Wes Unseld as Studio 54 busboy, in the magical imagination of Wizznutzz.
It is no longer so easy to become one of Mark Cuban's Facebook friends.
Wizard assistants do pretty well scrimmaging against the Wizard players.
Dave D'Alessandro of the Newark Star-Ledger on why you can't blame a team's trouble on one or two guys doing one or two things wrong on defense: "To be a good defensive team, you have to do about 25 things right - on every possession. Dribble containment is just the first step. You also have to pressure the ball, limit middle drives, move your damn feet, have active hands in the pass lanes, bump cutters, anticipate options, know where the help is, know when/where to help, be alert to tendencies, communicate, play with force, etc., etc., etc. ... all the way down to when you finish off the stop with a defensive rebound."
How's life for Reggie Theus as an NBA coach? We recently heard a tale of Ron Artest blowing off his play calls, and now here's Mikki Moore telling the media he expected more out of the coaching staff.
Ray Allen: shooting less, with a lower true shooting percentage.
On SportsHUBLA, Ted Green is feeling that the Lakers will be in the NBA Finals in 2008: "Who in the West is so good? I mean, really good? The Suns? Still cool to watch, but that party is over, or to quote the great Porky Pig, 'Thaaaat's all, folks.' Utah? You really see Mehmet Okur holding up the O'Brien Trophy? Dallas? Think four words that do not work together in the same sentence: Dirk Nowitzki and playoff pressure. The Spurs are formidable, the obstacle for the Lakers, but they can't win every year, can they? Plus, Tim Duncan is starting to break down a little. Meanwhile, the Lakers are younger, faster, bigger and more athletic, with more guys who can score." He's the first person I have heard argue that no team is that great. Interesting. A somewhat related thought: this past summer I'm guessing a lot of people in L.A. would have traded the mouthy Kobe Bryant for the good soldier Dwyane Wade.
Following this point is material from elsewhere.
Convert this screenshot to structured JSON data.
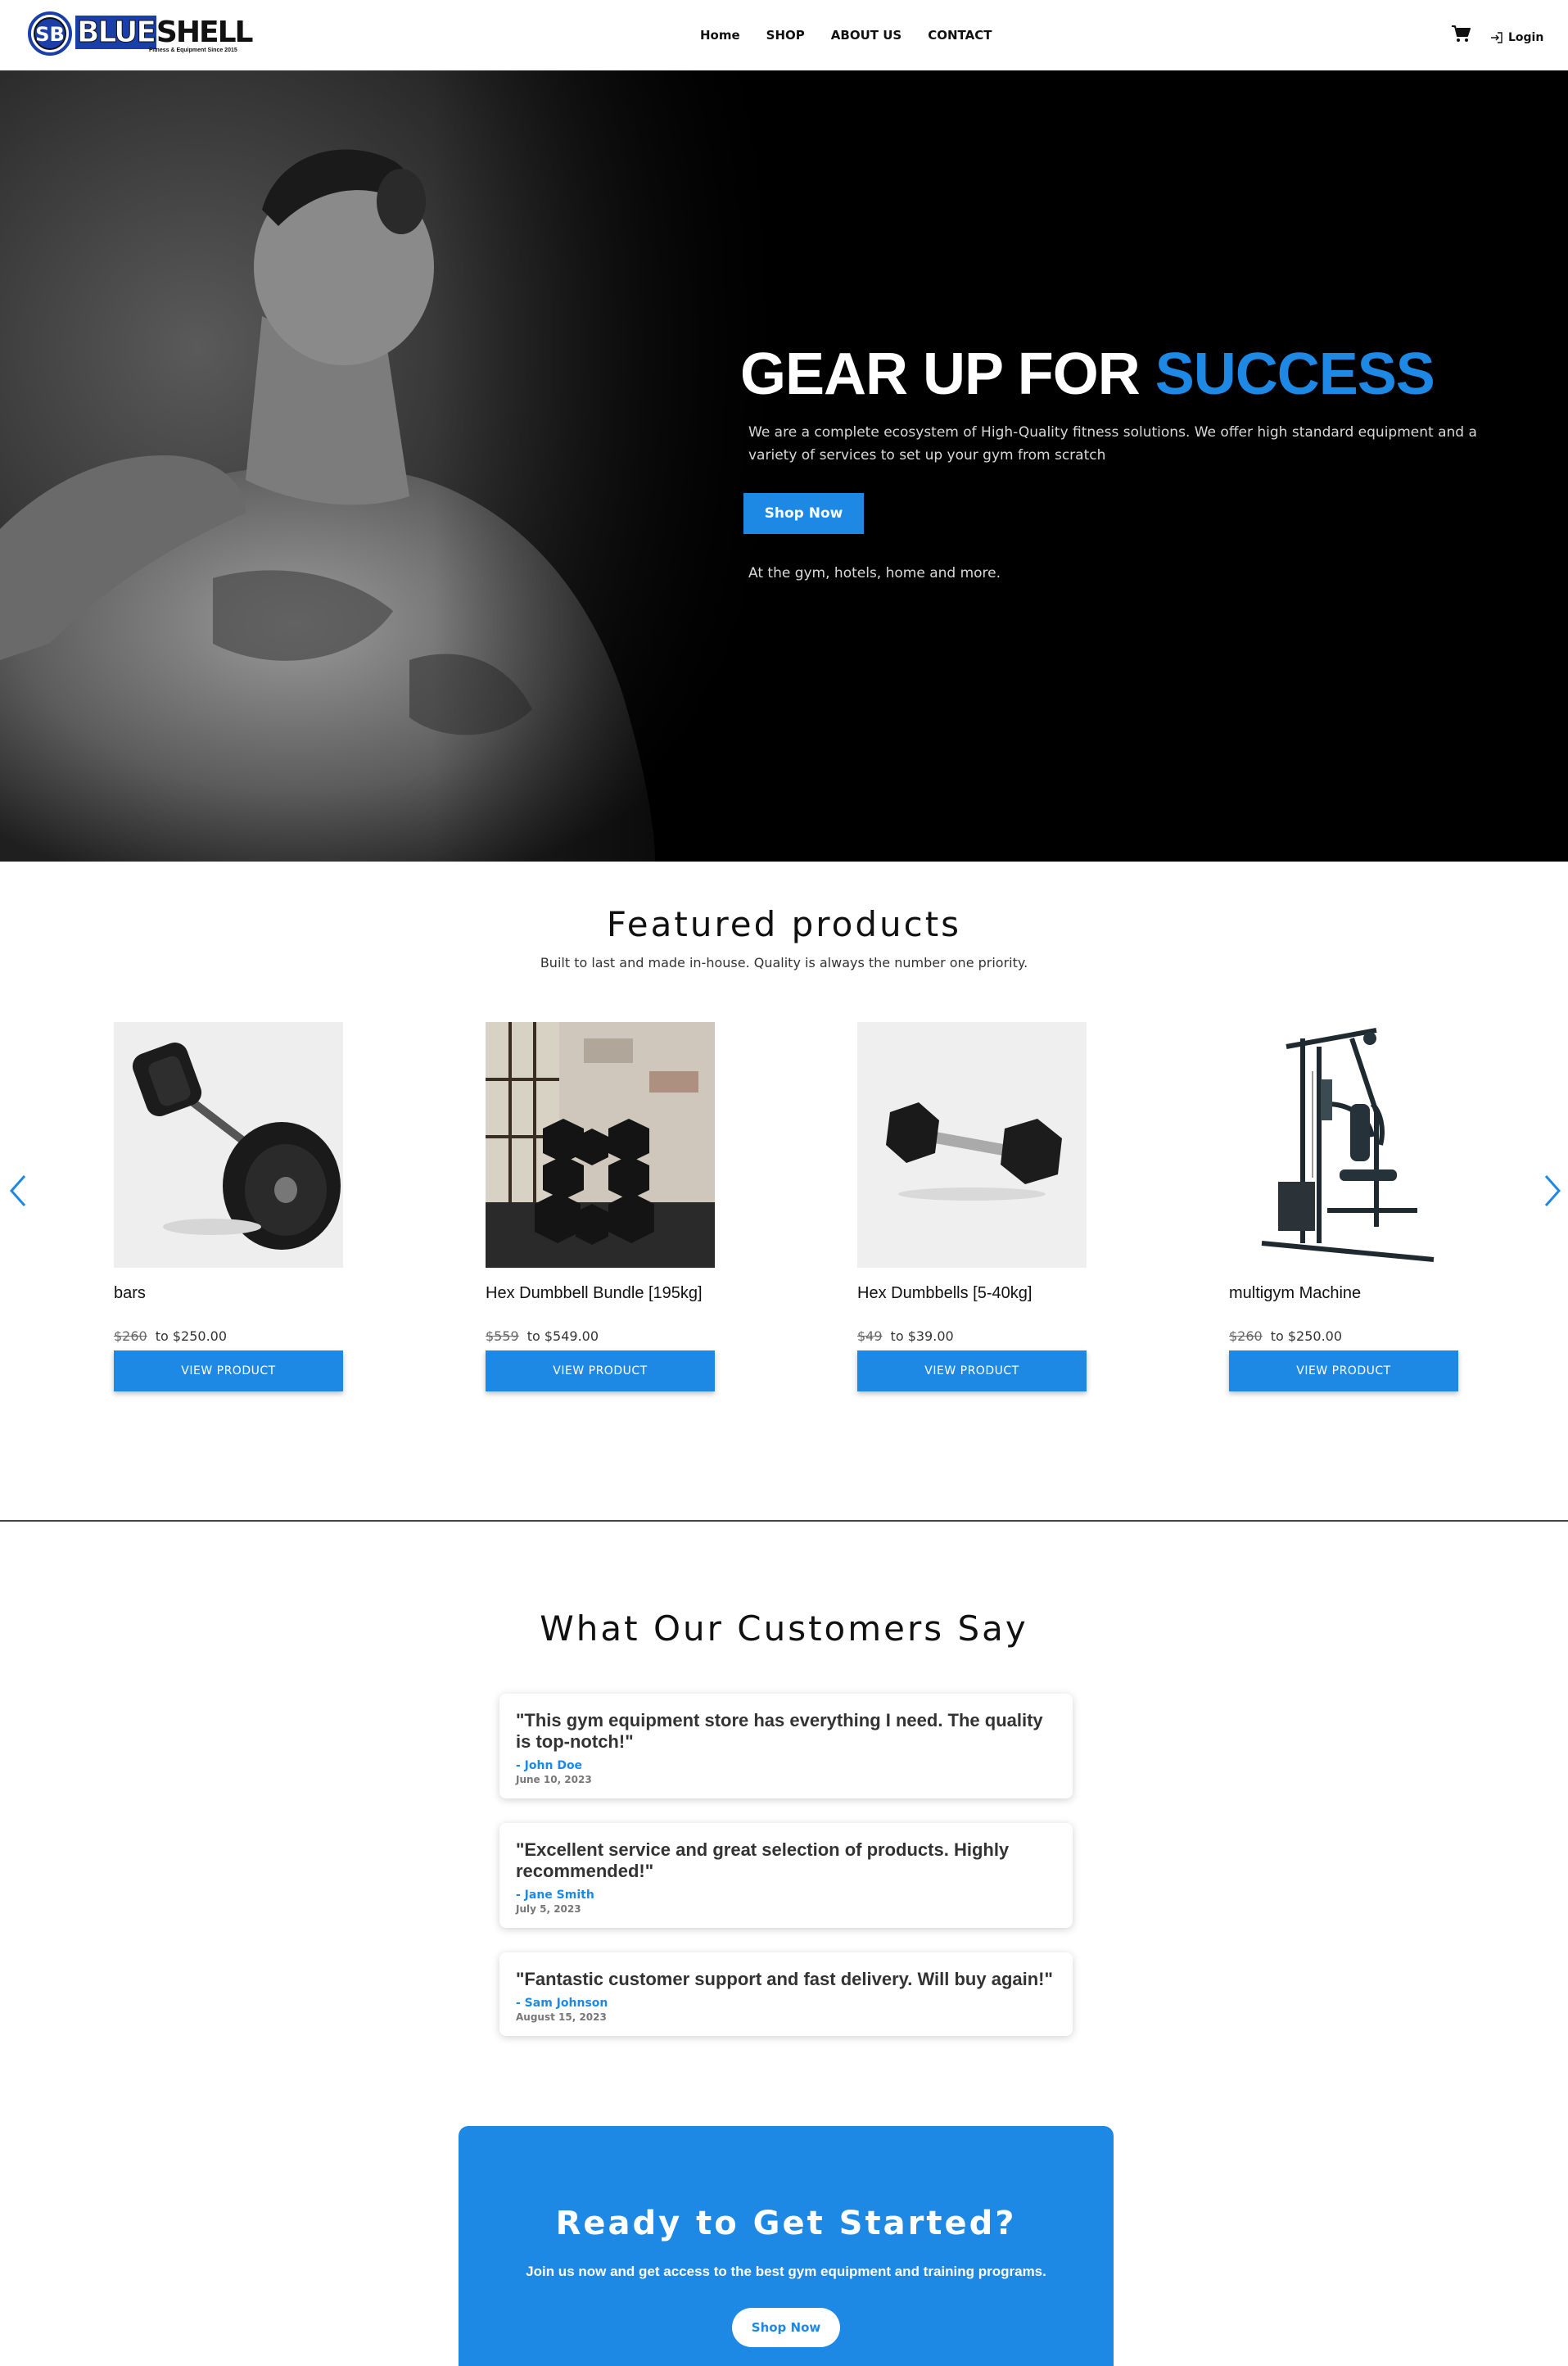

Wade is not healthy. But would anyone make that hypothetical deal now?
UPDATE: Hilarious Knick hymn.
Michael Wallace of the Miami Herald quotes Shaquille O'Neal assessing his own game as "terrible" this season: "Heat coach Pat Riley said O'Neal's dip in production is due largely to teams defending him with more zone-type coverages this season, making it more difficult to pass to O'Neal on halfcourt post-ups.